— WHAT IS EXPECTED —
With the images removed, return every line below exactly as it reads.

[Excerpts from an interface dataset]
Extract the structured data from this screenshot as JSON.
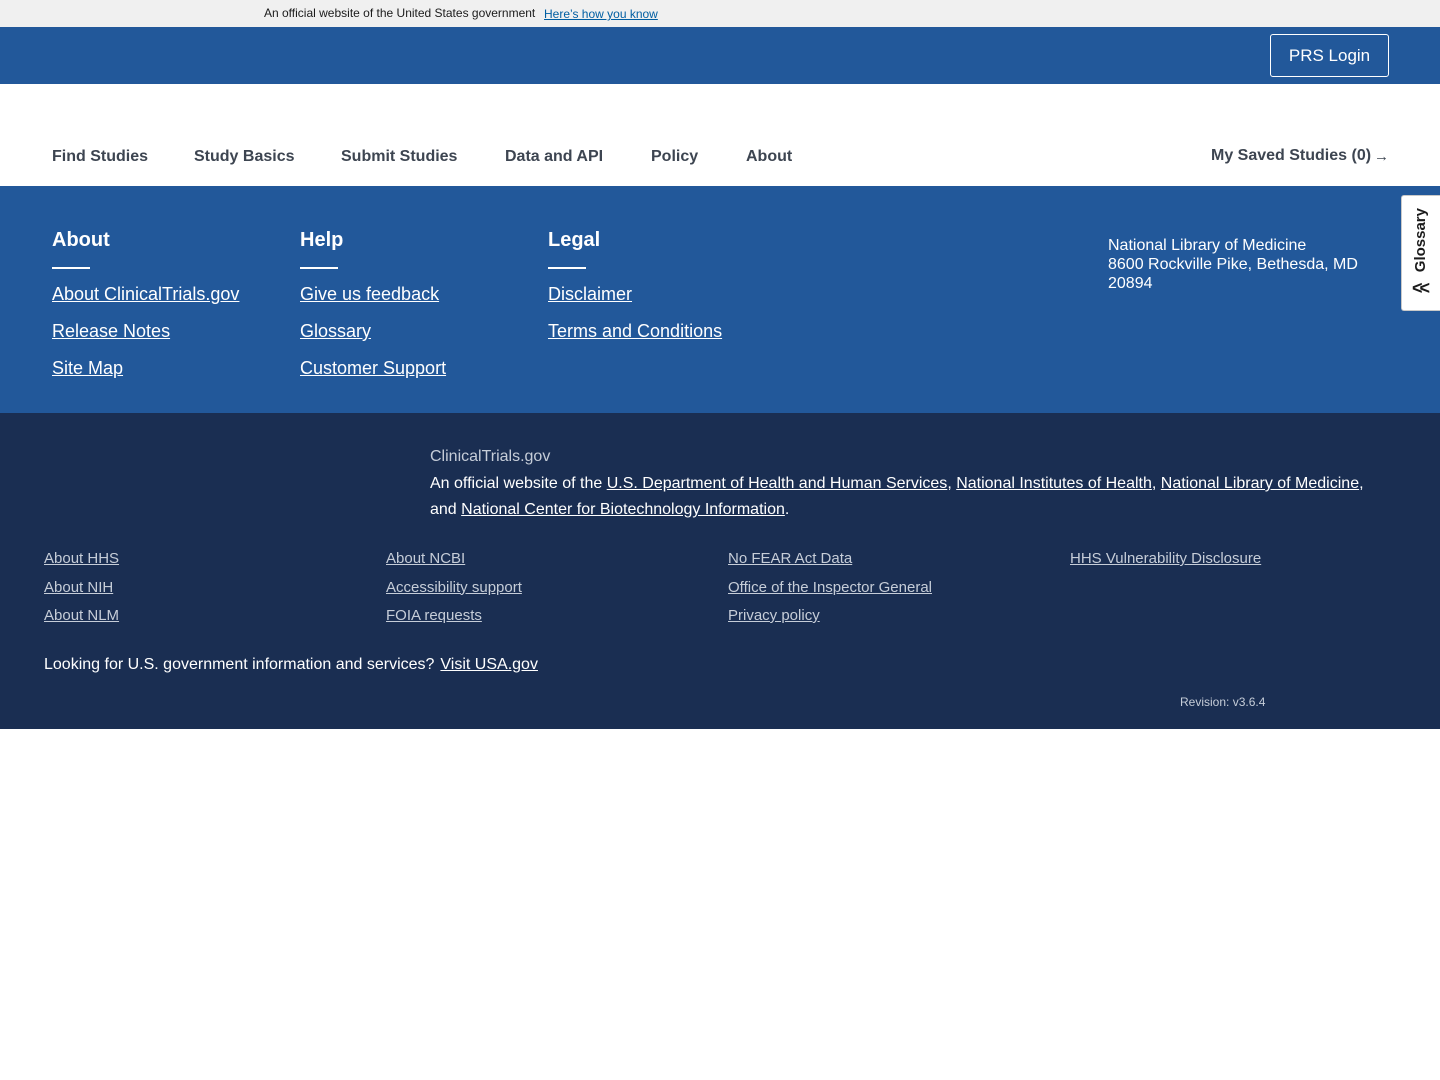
{
  "gov_banner": {
    "text": "An official website of the United States government",
    "link": "Here’s how you know"
  },
  "header": {
    "prs_login": "PRS Login"
  },
  "nav": {
    "items": [
      "Find Studies",
      "Study Basics",
      "Submit Studies",
      "Data and API",
      "Policy",
      "About"
    ],
    "saved_studies": "My Saved Studies (0)",
    "saved_arrow_icon": "arrow-right-icon"
  },
  "footer": {
    "about": {
      "heading": "About",
      "links": [
        "About ClinicalTrials.gov",
        "Release Notes",
        "Site Map"
      ]
    },
    "help": {
      "heading": "Help",
      "links": [
        "Give us feedback",
        "Glossary",
        "Customer Support"
      ]
    },
    "legal": {
      "heading": "Legal",
      "links": [
        "Disclaimer",
        "Terms and Conditions"
      ]
    },
    "address": {
      "line1": "National Library of Medicine",
      "line2": "8600 Rockville Pike, Bethesda, MD",
      "line3": "20894"
    }
  },
  "glossary_tab": {
    "label": "Glossary",
    "icon": "double-chevron-left-icon"
  },
  "footer_secondary": {
    "site_name": "ClinicalTrials.gov",
    "official_prefix": "An official website of the ",
    "hhs": "U.S. Department of Health and Human Services",
    "sep1": ", ",
    "nih": "National Institutes of Health",
    "sep2": ", ",
    "nlm": "National Library of Medicine",
    "sep3": ",",
    "and": "and ",
    "ncbi": "National Center for Biotechnology Information",
    "period": ".",
    "columns": [
      [
        "About HHS",
        "About NIH",
        "About NLM"
      ],
      [
        "About NCBI",
        "Accessibility support",
        "FOIA requests"
      ],
      [
        "No FEAR Act Data",
        "Office of the Inspector General",
        "Privacy policy"
      ],
      [
        "HHS Vulnerability Disclosure"
      ]
    ],
    "usa_text": "Looking for U.S. government information and services?",
    "usa_link": "Visit USA.gov",
    "revision": "Revision: v3.6.4"
  }
}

— RESPONSE —
Extract the structured data from this screenshot as JSON.
{
  "gov_banner": {
    "text": "An official website of the United States government",
    "link": "Here’s how you know"
  },
  "header": {
    "prs_login": "PRS Login"
  },
  "nav": {
    "items": [
      "Find Studies",
      "Study Basics",
      "Submit Studies",
      "Data and API",
      "Policy",
      "About"
    ],
    "saved_studies": "My Saved Studies (0)",
    "saved_arrow_icon": "arrow-right-icon"
  },
  "footer": {
    "about": {
      "heading": "About",
      "links": [
        "About ClinicalTrials.gov",
        "Release Notes",
        "Site Map"
      ]
    },
    "help": {
      "heading": "Help",
      "links": [
        "Give us feedback",
        "Glossary",
        "Customer Support"
      ]
    },
    "legal": {
      "heading": "Legal",
      "links": [
        "Disclaimer",
        "Terms and Conditions"
      ]
    },
    "address": {
      "line1": "National Library of Medicine",
      "line2": "8600 Rockville Pike, Bethesda, MD",
      "line3": "20894"
    }
  },
  "glossary_tab": {
    "label": "Glossary",
    "icon": "double-chevron-left-icon"
  },
  "footer_secondary": {
    "site_name": "ClinicalTrials.gov",
    "official_prefix": "An official website of the ",
    "hhs": "U.S. Department of Health and Human Services",
    "sep1": ", ",
    "nih": "National Institutes of Health",
    "sep2": ", ",
    "nlm": "National Library of Medicine",
    "sep3": ",",
    "and": "and ",
    "ncbi": "National Center for Biotechnology Information",
    "period": ".",
    "columns": [
      [
        "About HHS",
        "About NIH",
        "About NLM"
      ],
      [
        "About NCBI",
        "Accessibility support",
        "FOIA requests"
      ],
      [
        "No FEAR Act Data",
        "Office of the Inspector General",
        "Privacy policy"
      ],
      [
        "HHS Vulnerability Disclosure"
      ]
    ],
    "usa_text": "Looking for U.S. government information and services?",
    "usa_link": "Visit USA.gov",
    "revision": "Revision: v3.6.4"
  }
}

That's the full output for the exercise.